(Extracted data entries)
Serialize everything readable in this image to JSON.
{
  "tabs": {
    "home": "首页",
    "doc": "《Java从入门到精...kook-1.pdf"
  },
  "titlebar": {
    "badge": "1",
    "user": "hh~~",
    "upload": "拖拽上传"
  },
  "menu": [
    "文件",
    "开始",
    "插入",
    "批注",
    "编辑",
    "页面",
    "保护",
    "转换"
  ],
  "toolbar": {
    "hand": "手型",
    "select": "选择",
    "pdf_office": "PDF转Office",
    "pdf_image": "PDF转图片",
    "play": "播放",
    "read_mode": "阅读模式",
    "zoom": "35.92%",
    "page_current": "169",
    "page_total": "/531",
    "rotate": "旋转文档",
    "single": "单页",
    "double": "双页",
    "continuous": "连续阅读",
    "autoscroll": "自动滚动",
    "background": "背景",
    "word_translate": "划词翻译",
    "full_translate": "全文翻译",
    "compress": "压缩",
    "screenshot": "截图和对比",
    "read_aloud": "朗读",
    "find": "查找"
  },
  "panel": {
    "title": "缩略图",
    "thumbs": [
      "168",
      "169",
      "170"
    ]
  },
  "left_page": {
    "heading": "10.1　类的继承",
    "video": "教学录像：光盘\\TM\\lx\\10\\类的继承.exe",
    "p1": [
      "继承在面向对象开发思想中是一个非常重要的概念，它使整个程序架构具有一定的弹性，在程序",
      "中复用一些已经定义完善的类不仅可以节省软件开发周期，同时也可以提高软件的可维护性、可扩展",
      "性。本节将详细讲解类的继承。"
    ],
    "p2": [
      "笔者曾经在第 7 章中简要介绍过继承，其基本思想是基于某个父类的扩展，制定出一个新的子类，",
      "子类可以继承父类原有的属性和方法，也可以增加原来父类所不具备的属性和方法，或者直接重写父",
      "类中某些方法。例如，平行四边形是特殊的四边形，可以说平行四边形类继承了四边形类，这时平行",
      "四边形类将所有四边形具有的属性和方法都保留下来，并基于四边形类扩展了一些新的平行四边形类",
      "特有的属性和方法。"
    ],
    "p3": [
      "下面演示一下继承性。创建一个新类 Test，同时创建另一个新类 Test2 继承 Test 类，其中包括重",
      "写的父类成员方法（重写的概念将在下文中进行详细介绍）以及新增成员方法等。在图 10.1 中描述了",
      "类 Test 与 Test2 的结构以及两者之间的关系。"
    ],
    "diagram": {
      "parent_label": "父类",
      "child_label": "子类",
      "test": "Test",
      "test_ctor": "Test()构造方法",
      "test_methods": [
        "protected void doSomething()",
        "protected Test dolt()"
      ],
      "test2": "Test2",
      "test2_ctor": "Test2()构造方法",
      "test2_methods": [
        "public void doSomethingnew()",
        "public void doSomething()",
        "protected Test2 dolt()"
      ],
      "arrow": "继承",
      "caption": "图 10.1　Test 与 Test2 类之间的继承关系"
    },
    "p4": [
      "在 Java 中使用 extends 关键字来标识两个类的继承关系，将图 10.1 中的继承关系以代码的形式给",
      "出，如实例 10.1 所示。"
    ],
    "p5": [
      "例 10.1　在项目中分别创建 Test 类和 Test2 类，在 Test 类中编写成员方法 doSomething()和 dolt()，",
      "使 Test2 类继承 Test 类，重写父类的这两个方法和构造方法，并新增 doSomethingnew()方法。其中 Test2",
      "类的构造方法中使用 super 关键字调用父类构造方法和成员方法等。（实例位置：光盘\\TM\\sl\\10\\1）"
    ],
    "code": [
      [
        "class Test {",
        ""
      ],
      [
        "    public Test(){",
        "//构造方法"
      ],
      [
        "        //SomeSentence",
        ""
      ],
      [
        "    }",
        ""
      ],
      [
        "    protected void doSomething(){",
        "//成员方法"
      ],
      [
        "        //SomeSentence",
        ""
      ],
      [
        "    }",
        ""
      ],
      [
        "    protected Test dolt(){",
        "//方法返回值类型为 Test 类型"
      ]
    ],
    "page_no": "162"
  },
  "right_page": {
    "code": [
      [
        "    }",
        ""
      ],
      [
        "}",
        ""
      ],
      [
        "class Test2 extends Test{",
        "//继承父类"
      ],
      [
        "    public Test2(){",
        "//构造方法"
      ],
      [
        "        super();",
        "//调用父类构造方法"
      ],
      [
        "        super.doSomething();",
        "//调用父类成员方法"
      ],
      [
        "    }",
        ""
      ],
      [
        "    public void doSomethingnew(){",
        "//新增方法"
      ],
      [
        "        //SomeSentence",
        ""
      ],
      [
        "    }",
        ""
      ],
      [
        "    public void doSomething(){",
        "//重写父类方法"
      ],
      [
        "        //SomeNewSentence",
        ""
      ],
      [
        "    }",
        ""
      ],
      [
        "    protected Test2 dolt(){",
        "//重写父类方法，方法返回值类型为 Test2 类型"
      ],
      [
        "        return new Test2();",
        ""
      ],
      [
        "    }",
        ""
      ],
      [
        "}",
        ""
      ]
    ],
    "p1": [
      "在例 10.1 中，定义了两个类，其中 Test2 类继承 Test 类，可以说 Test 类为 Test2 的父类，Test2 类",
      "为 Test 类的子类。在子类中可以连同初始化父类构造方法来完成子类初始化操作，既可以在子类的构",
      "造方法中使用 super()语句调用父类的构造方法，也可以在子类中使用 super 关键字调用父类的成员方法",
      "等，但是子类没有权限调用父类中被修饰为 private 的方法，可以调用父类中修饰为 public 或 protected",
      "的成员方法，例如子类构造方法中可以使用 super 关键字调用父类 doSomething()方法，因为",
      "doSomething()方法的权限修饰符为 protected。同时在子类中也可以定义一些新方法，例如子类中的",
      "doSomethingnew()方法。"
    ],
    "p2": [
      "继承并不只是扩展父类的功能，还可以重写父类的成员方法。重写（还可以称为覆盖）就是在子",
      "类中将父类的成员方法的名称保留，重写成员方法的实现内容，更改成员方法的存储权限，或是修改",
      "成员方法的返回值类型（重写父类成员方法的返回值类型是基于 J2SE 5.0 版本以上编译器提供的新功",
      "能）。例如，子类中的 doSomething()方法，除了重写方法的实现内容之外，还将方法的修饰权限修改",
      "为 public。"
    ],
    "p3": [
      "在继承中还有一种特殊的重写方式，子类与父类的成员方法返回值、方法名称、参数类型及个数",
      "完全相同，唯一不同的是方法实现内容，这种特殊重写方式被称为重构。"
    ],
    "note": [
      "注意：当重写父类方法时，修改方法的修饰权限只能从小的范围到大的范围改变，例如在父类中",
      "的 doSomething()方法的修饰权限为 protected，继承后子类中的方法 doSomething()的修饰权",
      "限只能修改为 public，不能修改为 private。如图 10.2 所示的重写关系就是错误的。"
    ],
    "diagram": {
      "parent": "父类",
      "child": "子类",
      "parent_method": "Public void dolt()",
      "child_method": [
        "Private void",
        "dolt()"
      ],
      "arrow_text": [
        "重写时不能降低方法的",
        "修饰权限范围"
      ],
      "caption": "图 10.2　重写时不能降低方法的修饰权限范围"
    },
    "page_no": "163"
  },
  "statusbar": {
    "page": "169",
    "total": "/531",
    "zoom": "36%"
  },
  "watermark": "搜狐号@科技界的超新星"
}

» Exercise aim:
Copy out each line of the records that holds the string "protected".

» Solution to the problem:
        "protected void doSomething()",
        "protected Test dolt()"
        "protected Test2 dolt()"
        "    protected void doSomething(){",
        "    protected Test dolt(){",
        "    protected Test2 dolt(){",
      "等，但是子类没有权限调用父类中被修饰为 private 的方法，可以调用父类中修饰为 public 或 protected",
      "doSomething()方法的权限修饰符为 protected。同时在子类中也可以定义一些新方法，例如子类中的",
      "的 doSomething()方法的修饰权限为 protected，继承后子类中的方法 doSomething()的修饰权",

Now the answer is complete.